Scan the material that follows. Copy every line containing the word "Appointments".

+ + +

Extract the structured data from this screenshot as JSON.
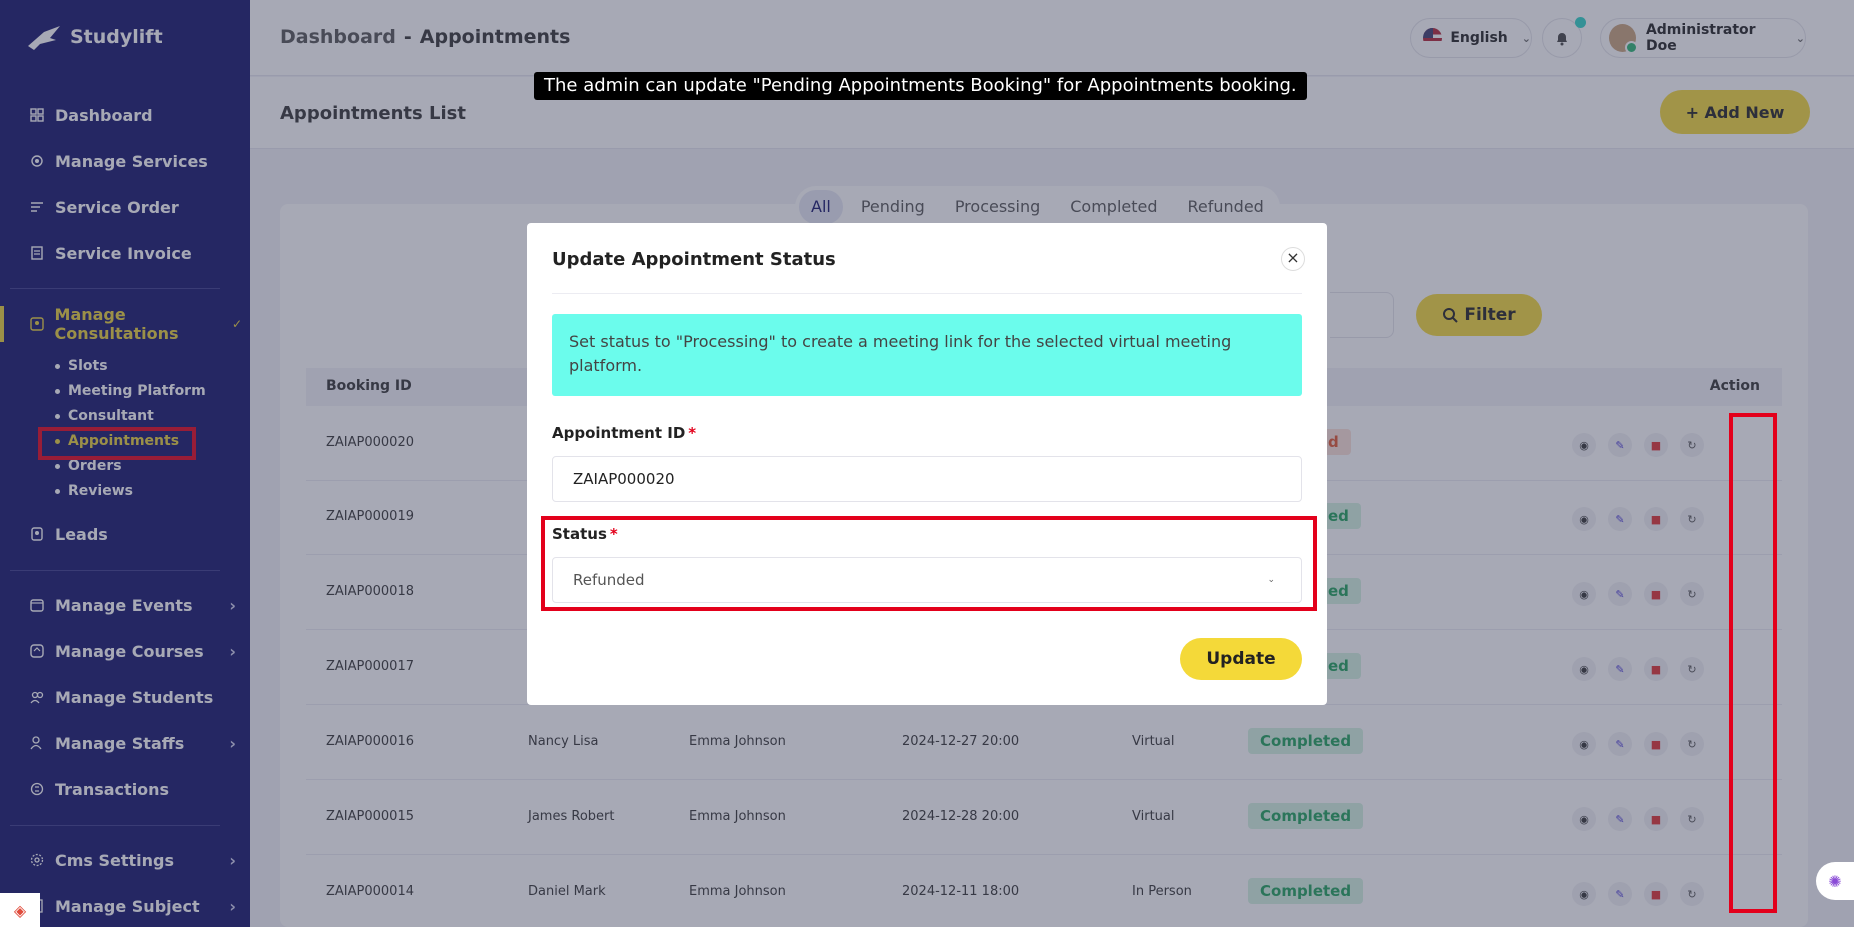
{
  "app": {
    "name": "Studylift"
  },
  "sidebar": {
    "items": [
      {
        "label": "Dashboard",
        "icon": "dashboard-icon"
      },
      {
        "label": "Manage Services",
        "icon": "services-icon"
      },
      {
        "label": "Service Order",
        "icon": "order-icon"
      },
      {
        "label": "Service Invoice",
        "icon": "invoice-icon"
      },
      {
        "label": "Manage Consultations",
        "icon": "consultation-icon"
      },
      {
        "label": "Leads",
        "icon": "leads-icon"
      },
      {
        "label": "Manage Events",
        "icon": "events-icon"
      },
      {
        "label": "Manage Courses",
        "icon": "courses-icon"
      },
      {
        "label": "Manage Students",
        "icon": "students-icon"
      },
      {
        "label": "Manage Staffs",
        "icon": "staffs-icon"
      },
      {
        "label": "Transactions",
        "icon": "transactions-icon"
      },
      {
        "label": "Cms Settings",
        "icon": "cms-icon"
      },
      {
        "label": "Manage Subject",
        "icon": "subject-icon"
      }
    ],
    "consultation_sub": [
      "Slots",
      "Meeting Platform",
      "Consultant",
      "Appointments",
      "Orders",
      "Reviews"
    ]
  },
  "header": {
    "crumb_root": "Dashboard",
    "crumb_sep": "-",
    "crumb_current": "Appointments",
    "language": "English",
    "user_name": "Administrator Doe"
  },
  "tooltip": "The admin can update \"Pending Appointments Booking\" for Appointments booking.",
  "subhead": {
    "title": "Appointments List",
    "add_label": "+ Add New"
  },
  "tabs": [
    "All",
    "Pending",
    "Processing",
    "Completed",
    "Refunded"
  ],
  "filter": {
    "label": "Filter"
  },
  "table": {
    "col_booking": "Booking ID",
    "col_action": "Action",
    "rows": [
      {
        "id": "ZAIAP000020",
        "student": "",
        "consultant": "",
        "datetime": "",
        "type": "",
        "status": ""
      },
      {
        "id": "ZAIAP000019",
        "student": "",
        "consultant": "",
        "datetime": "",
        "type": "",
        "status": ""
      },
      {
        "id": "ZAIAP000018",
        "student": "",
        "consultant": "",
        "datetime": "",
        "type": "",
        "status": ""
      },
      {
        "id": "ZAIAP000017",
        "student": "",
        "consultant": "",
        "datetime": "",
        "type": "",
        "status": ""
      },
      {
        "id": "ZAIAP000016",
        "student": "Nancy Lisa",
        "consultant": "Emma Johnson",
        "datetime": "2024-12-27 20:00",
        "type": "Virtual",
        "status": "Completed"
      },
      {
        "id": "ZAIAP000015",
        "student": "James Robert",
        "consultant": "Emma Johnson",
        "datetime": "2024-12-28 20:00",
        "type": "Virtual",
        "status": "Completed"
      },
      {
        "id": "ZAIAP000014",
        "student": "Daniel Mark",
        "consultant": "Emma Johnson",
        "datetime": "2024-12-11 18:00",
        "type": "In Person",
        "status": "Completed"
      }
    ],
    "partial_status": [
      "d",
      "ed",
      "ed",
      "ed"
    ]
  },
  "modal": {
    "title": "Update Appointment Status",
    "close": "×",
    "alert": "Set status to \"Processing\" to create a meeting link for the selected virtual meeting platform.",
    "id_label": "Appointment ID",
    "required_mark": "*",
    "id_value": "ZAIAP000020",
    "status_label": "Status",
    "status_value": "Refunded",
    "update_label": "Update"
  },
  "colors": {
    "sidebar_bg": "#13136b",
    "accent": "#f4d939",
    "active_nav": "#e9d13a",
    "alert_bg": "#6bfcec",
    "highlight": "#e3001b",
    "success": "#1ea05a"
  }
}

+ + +

RESPONSE:
      "Appointments",
    "crumb_current": "Appointments",
  "tooltip": "The admin can update \"Pending Appointments Booking\" for Appointments booking.",
    "title": "Appointments List",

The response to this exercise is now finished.